Over the last 20 years, the Queensland Government has invested significant resources in natural resource management (NRM) using a regionally-based delivery model, primarily through Queensland’s regional NRM bodies. The decision to move to a regionally-based delivery model was driven by the belief that it would result in more responsive, legitimate and effective governance that would take better account of local circumstance, and that regional groups could provide the much-needed link between the community and government priorities for strategic planning and investment. The overarching goal of this investment has been to achieve regional-scale improvement in landscape condition and natural resource management across Queensland.
Natural Resource Management planning in Queensland has a long and successful history of developing program evaluation frameworks at a range of scales; however often the emphasis of these programs is on collecting data that provides evidence only to support claims against output level achievements and activities.
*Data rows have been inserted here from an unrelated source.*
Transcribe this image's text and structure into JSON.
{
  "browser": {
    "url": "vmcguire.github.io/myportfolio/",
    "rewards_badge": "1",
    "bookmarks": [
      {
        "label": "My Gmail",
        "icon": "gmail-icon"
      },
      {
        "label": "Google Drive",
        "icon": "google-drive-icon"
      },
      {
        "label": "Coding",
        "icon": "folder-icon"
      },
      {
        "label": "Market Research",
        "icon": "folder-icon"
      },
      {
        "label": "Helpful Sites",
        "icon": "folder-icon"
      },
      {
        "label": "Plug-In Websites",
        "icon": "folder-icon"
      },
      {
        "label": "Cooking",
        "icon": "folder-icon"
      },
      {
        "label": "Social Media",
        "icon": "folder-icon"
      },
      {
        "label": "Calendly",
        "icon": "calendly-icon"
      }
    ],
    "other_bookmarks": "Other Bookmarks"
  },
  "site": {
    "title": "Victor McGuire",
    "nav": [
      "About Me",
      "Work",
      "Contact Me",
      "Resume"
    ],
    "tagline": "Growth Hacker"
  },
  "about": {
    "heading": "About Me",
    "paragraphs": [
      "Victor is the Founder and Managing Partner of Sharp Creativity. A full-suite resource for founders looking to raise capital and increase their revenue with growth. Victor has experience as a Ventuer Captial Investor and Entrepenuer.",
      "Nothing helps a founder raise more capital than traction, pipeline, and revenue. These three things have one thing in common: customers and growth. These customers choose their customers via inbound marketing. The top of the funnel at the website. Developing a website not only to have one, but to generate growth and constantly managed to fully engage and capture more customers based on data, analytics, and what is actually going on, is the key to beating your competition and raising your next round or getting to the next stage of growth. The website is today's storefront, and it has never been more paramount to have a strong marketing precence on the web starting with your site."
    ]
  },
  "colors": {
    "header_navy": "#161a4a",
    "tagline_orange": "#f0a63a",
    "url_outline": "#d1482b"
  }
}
It is not as common to assess how these various outputs and activities have contributed to the delivery of long term desired outcomes, and importantly how they contribute to the delivery of unexpected or unplanned outcomes.
This project specifically sets out to design and implement an evaluation process that would focus on the assessment of landscape scale change towards a number of priority Natural Resource Management (NRM) outcome areas across all fourteen NRM regions in Queensland using a collaborative knowledge synthesis approach.
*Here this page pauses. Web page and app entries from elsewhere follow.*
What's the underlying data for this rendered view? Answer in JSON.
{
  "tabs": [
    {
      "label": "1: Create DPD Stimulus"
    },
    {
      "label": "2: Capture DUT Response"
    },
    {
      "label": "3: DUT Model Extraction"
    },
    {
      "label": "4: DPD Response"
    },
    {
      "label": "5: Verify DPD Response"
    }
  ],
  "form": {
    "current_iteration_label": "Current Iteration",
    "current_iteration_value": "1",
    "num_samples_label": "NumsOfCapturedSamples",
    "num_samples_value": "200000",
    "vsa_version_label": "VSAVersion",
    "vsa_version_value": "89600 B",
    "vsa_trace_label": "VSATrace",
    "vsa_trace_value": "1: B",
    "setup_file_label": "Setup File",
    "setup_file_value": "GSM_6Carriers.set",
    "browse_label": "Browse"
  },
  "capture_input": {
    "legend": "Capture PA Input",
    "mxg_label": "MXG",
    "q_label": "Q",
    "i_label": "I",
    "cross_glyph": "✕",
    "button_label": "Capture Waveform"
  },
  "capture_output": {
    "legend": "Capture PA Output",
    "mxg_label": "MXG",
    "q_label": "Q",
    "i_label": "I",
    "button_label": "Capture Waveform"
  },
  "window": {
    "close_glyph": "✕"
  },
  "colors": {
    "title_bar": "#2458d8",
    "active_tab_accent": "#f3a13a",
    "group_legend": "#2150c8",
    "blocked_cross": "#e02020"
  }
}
The primary purpose of the project was to develop and trial a process that would focus on assessing change at the intermediate outcome scale but that also a) incorporates multiple views and knowledge claims by a wide number of stakeholders; b) builds capacity and tactic knowledge of the participants involved in the process; and c) documents potential data sources of evidence to substantiate the claims.
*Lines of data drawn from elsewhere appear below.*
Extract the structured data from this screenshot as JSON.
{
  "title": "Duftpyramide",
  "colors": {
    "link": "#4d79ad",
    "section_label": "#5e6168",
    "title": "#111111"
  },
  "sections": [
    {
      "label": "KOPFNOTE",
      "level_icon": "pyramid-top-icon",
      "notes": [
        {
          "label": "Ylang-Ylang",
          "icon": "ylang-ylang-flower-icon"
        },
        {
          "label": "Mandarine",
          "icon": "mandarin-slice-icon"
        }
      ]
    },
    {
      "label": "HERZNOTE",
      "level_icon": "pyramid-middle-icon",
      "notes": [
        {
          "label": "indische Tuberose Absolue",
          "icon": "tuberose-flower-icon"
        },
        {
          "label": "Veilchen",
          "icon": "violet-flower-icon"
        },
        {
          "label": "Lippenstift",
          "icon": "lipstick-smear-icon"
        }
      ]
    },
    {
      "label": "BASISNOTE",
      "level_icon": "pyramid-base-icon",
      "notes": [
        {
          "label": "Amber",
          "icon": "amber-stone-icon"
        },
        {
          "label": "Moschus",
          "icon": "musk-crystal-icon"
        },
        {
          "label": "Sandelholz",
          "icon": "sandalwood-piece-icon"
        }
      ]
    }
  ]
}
Alluvium work with all 14 NRM regional bodies across Queensland to understand how and to what extent change has occurred as a result of 10 years of NRM investment. To do this we relied on the use of ‘impact pathways’ that describe the logic and assumptions behind investment decisions and how these propose to achieve a range of NRM-related outcomes at a landscape scale.
Eleven outcomes and their associated indicators were identified across the four impact pathways – socio-economic, soil, water and biodiversity. The outcome statements were used to target information collection. After further discussion these outcomes were also used to establish a baseline or benchmark for which the change in human and environmental landscape as a consequence of NRM program investment since 2003 could be more effectively assessed. The final suite of indicators used in this project are identified below.